_What is expected:_
Check each line of the entries below for the word "History", and copy the lines that have it.

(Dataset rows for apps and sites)
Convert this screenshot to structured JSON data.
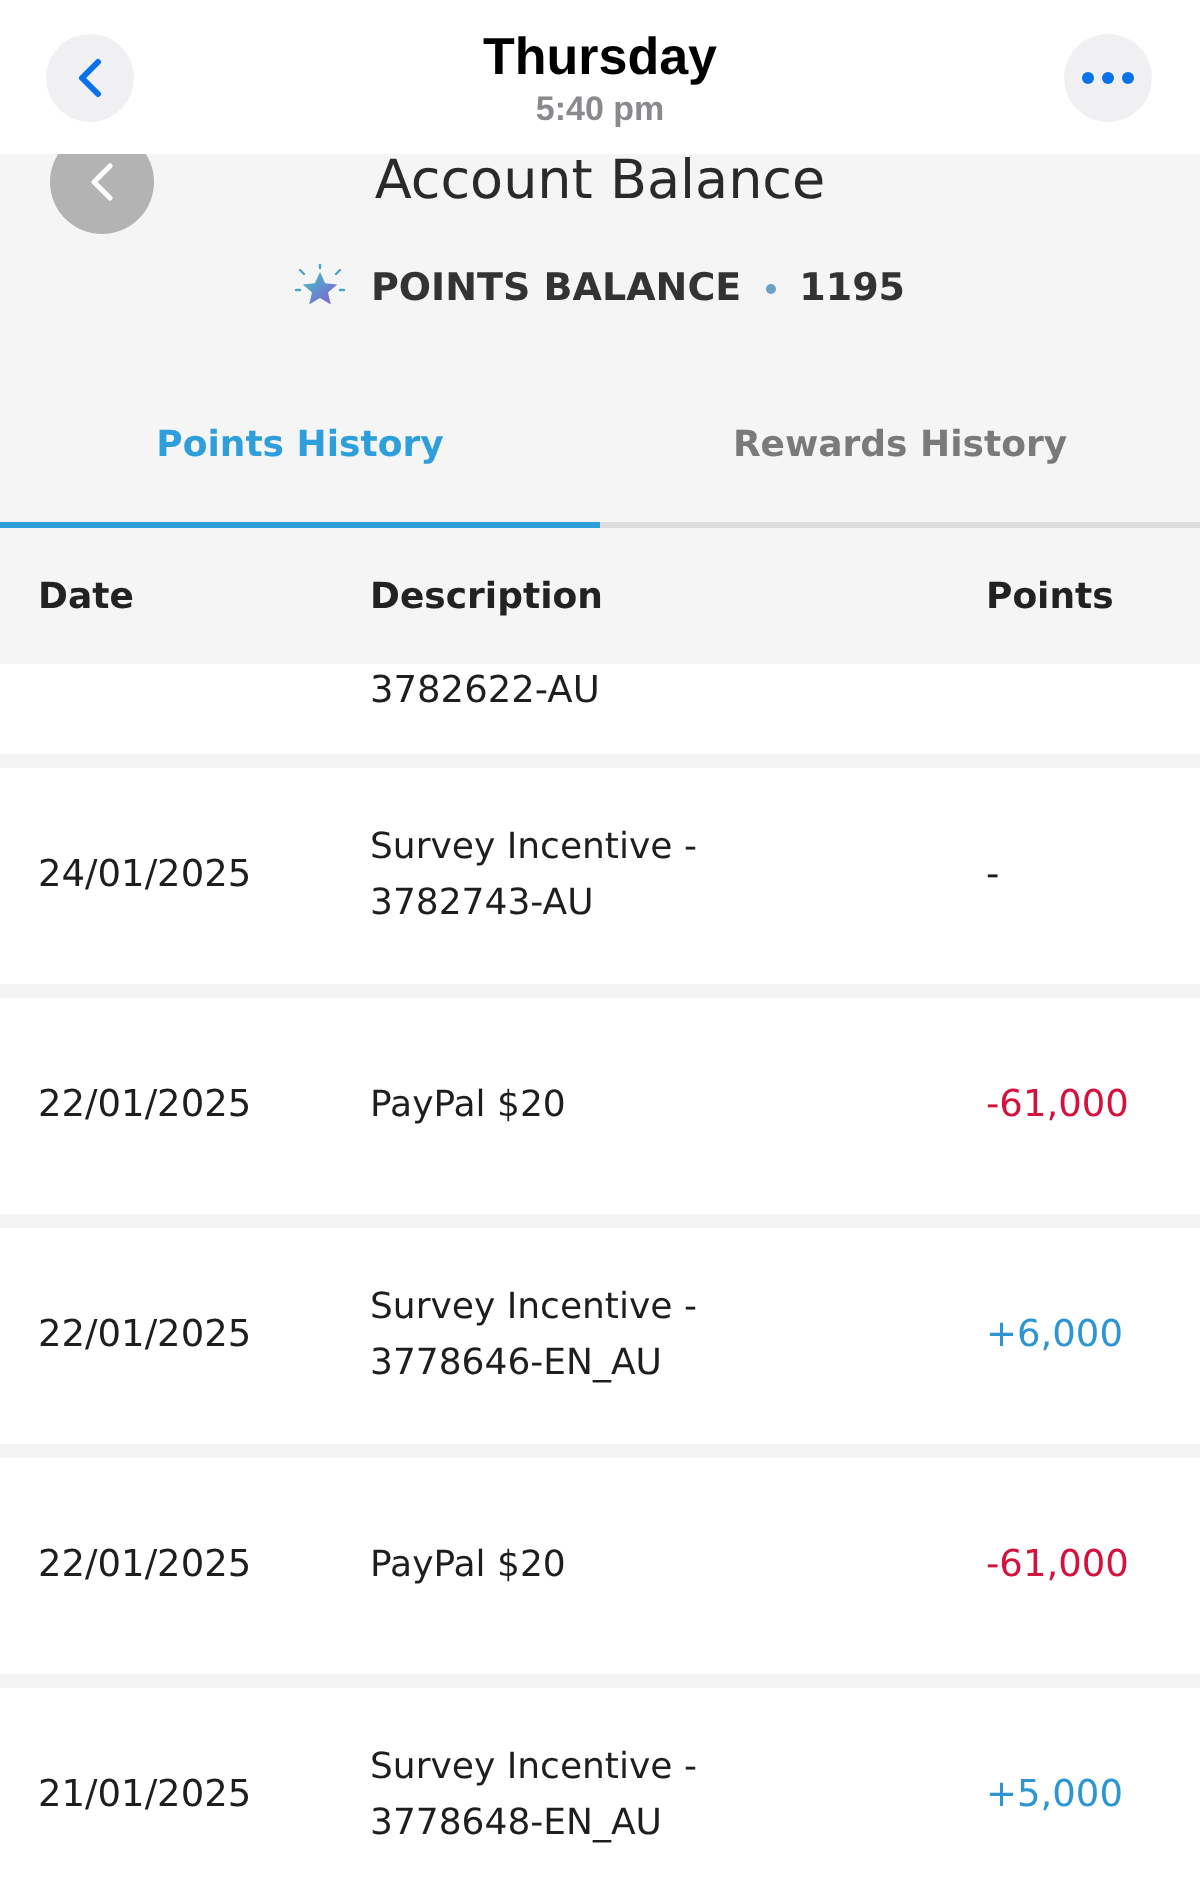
{
  "nav_bar": {
    "title": "Thursday",
    "subtitle": "5:40 pm"
  },
  "page": {
    "title": "Account Balance"
  },
  "points_balance": {
    "label": "POINTS BALANCE",
    "value": "1195"
  },
  "tabs": [
    {
      "label": "Points History",
      "selected": true
    },
    {
      "label": "Rewards History",
      "selected": false
    }
  ],
  "table": {
    "columns": [
      "Date",
      "Description",
      "Points"
    ],
    "partial_row": {
      "description": "3782622-AU"
    },
    "rows": [
      {
        "date": "24/01/2025",
        "description": [
          "Survey Incentive -",
          "3782743-AU"
        ],
        "points": "-",
        "kind": "none"
      },
      {
        "date": "22/01/2025",
        "description": [
          "PayPal $20"
        ],
        "points": "-61,000",
        "kind": "debit"
      },
      {
        "date": "22/01/2025",
        "description": [
          "Survey Incentive -",
          "3778646-EN_AU"
        ],
        "points": "+6,000",
        "kind": "credit"
      },
      {
        "date": "22/01/2025",
        "description": [
          "PayPal $20"
        ],
        "points": "-61,000",
        "kind": "debit"
      },
      {
        "date": "21/01/2025",
        "description": [
          "Survey Incentive -",
          "3778648-EN_AU"
        ],
        "points": "+5,000",
        "kind": "credit"
      }
    ]
  }
}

_Answer box:_
      "label": "Points History",
      "label": "Rewards History",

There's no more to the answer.